John Pipers book Counted Righteous receives some rave reviews at the beginning of the freely available PDF. I am glad to see that I am not the only one agitated about the attacks on the biblical doctrine of imputation of Christs righteousness (and by the converse the imputation to Christ of our sin) AS John Stott puts it, surely 2 Cor 5:21 should be enough to settle this argument once and for all and send the detractors scurrying back to either openly denying that the bible is true or converting back to the evangelical fold.
“For our sake he made him to be sin who knew no sin, so that in him we might become the righteousness of God.”(2 Cor 5:21, ESV)
Now I know something of the shock Augustine must have felt when he initially read
Pelagius. My heart is pained that the cardinal doctrine of the Christian faith is called
nonsense and pass by friends. Without imputed righteousness Christianity is not
Christian, divine justice is made a folly, and sin is requited by mere human sincerity. It
is too much to surrender the wonderfully comforting, biblically clear truth that we stand
before a holy God clothed and complete in the righteousness of His Son. I thank God
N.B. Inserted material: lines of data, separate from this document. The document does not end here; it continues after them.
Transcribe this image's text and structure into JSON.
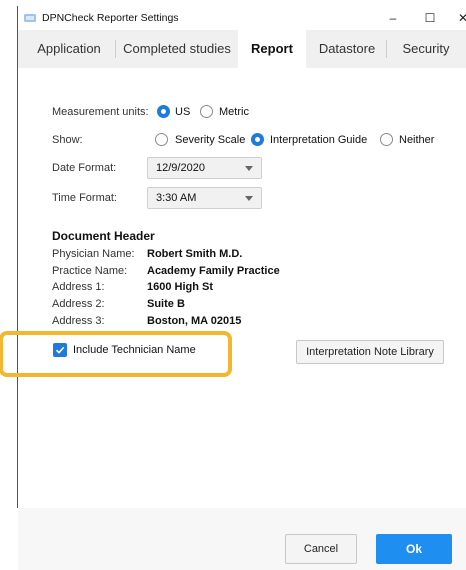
{
  "window": {
    "title": "DPNCheck Reporter Settings",
    "controls": {
      "minimize": "–",
      "maximize": "☐",
      "close": "✕"
    }
  },
  "tabs": [
    {
      "label": "Application",
      "active": false
    },
    {
      "label": "Completed studies",
      "active": false
    },
    {
      "label": "Report",
      "active": true
    },
    {
      "label": "Datastore",
      "active": false
    },
    {
      "label": "Security",
      "active": false
    }
  ],
  "measurement": {
    "label": "Measurement units:",
    "options": [
      {
        "label": "US",
        "selected": true
      },
      {
        "label": "Metric",
        "selected": false
      }
    ]
  },
  "show": {
    "label": "Show:",
    "options": [
      {
        "label": "Severity Scale",
        "selected": false
      },
      {
        "label": "Interpretation Guide",
        "selected": true
      },
      {
        "label": "Neither",
        "selected": false
      }
    ]
  },
  "date_format": {
    "label": "Date Format:",
    "value": "12/9/2020"
  },
  "time_format": {
    "label": "Time Format:",
    "value": "3:30 AM"
  },
  "document_header": {
    "title": "Document Header",
    "rows": [
      {
        "label": "Physician Name:",
        "value": "Robert Smith M.D."
      },
      {
        "label": "Practice Name:",
        "value": "Academy Family Practice"
      },
      {
        "label": "Address 1:",
        "value": "1600 High St"
      },
      {
        "label": "Address 2:",
        "value": "Suite B"
      },
      {
        "label": "Address 3:",
        "value": "Boston, MA 02015"
      }
    ]
  },
  "include_technician": {
    "label": "Include Technician Name",
    "checked": true
  },
  "buttons": {
    "note_library": "Interpretation Note Library",
    "cancel": "Cancel",
    "ok": "Ok"
  },
  "colors": {
    "accent": "#1e7bdc",
    "highlight": "#f5b52e",
    "ok_button": "#1e8ef0"
  }
}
that someone has spoken out!
JOHN D. HANNAH
Department Chairman, Distinguished Professor of Historical Theology
Dallas Theological Seminary
This is a superb work, wonderful in its clarity, remarkable for its faithful, thorough
treatment of the biblical texts, and powerful in the force of its argument. Dr. Piper’s simple,
potent answer to the recent attacks on the historic Protestant understanding of justification
by faith will cure a host of theological ills. This is surely one of the finest and
most important books to be published in many years.
Pastor, Grace Community Church, Sun Valley, California
President, The Master’s College
This is certainly the most solid defense of the imputed righteousness of Christ since the
work of John Murray fifty years ago. I’m delighted that Dr. Piper has established that
important doctrine, not as a mere article from the confessional tradition, but on the solid
foundation of God’s Word.
JOHN M. FRAME
Professor of Systematic Theology and Philosophy
Reformed Theological Seminary, Orlando
Does Christ’s lifelong record of perfect obedience to God get credited to your account
when you trust in Christ and are justified by God? This has been the historic Protestant
understanding of the imputation of Christ’s righteousness, but John Piper warns that
we are in danger of losing this doctrine today because of attacks by scholars within the
evangelical camp. In response, Piper shows, in careful treatment of passage after passage,
that the imputation of Christ’s righteousness to believers is clearly the teaching of
the Bible, and if we abandon this doctrine we will also lose justification by faith alone.
I am thankful to God for John Piper’s defense of this crucial doctrine.
Research Professor of Theology and Bible
With John Piper, I think that as the doctrine of justification by faith alone is a vital
means to the church’s health, so the imputed righteousness of Jesus Christ is a vital element
in stating that doctrine. Therefore I gladly welcome Dr. Piper’s carefully argued
reassertion of it.
J. I. PACKER
Board of Governors Professor of Theology
The Gospel must be defended in every generation. Today, as in the sixteenth century,
the central issue is the imputation of Christ’s righteousness. John Piper clearly and powerfully
proves this is the view of the Bible and not merely of orthodox Protestant theology.
The church must say No! to those who declare that imputation is pass. If
imputation is pass, then so is the Gospel.
R. C. SPROUL
President, Ligonier Ministries
Distinguished Professor of Systematic Theology and Apologetics
Knox Theological Seminary
I am thankful for John Piper’s zeal for the glory of Christ and the good of the church,
and for his careful exegesis of the relevant texts. For myself 2 Corinthians 5:21 is
enough, affirming the glorious exchange that the sinless Christ was made sin (by imputation)
with our sins, in order that in Christ we might become righteous (by imputation)
with his righteousness. In consequence Christ has no sin but ours, and we have no righteousness
While evangelicals sleep, people we once trusted have been sowing seeds of false doctrine
in the church. Responding to the latest departure from the faith, John Piper challenges
those who have abandoned the pivotal doctrine of the imputation of Christ s
righteousness. What is at stake here is nothing less than the integrity of the Gospel.
RONALD H. NASH
Professor of Philosophy
The Southern Baptist Theological Seminary